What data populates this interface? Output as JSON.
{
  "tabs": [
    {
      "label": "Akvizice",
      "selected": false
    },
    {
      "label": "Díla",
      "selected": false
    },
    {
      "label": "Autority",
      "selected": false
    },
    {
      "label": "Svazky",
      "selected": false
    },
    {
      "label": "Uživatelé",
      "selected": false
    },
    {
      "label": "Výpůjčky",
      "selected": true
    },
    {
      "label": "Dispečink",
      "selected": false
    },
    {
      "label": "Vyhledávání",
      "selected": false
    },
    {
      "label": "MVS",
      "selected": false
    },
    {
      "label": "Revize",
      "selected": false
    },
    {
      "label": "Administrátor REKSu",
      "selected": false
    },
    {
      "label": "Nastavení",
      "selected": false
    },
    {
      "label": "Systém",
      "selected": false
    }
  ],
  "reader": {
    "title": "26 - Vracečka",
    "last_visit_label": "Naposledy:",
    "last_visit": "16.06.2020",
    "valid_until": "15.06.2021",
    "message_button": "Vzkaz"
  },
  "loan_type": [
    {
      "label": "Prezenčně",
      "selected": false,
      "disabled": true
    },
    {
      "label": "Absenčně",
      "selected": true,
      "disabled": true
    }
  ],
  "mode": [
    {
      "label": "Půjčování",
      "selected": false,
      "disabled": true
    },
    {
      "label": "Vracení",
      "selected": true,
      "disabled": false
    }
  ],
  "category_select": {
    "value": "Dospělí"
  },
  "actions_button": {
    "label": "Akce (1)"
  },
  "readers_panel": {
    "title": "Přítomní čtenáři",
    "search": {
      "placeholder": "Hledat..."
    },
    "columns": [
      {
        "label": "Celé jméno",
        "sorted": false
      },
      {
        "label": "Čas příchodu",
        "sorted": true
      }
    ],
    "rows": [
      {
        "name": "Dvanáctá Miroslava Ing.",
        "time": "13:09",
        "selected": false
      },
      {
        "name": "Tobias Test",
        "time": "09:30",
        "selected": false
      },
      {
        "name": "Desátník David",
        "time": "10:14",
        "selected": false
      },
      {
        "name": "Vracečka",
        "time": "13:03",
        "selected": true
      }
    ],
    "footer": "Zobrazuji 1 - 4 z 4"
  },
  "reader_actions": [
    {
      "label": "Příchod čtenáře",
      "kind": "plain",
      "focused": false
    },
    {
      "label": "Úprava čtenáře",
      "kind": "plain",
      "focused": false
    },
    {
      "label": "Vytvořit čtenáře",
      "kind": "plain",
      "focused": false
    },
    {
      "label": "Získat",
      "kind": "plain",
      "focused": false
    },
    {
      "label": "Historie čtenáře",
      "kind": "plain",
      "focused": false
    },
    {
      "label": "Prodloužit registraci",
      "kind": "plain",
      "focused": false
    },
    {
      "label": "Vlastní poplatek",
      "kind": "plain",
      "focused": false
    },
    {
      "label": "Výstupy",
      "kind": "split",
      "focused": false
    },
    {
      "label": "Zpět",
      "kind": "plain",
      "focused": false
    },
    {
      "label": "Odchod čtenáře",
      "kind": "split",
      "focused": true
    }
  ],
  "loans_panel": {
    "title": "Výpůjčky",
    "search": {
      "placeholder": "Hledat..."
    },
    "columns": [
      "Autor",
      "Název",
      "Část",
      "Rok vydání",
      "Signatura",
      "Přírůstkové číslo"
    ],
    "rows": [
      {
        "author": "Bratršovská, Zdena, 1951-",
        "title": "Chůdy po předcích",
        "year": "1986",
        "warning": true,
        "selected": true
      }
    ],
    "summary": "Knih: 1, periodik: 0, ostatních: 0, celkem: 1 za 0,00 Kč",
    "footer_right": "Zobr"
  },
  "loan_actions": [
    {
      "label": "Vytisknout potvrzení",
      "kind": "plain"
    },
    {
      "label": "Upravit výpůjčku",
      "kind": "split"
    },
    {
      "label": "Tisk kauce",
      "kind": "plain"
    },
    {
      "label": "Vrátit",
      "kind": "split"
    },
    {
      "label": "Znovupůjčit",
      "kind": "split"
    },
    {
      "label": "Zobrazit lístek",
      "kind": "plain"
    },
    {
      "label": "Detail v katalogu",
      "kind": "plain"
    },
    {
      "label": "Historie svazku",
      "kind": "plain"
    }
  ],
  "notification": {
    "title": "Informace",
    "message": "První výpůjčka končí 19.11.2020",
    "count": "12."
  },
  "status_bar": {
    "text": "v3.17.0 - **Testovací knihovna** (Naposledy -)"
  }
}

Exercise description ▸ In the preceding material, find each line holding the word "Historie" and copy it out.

Answer ▸
      "label": "Historie čtenáře",
      "label": "Historie svazku",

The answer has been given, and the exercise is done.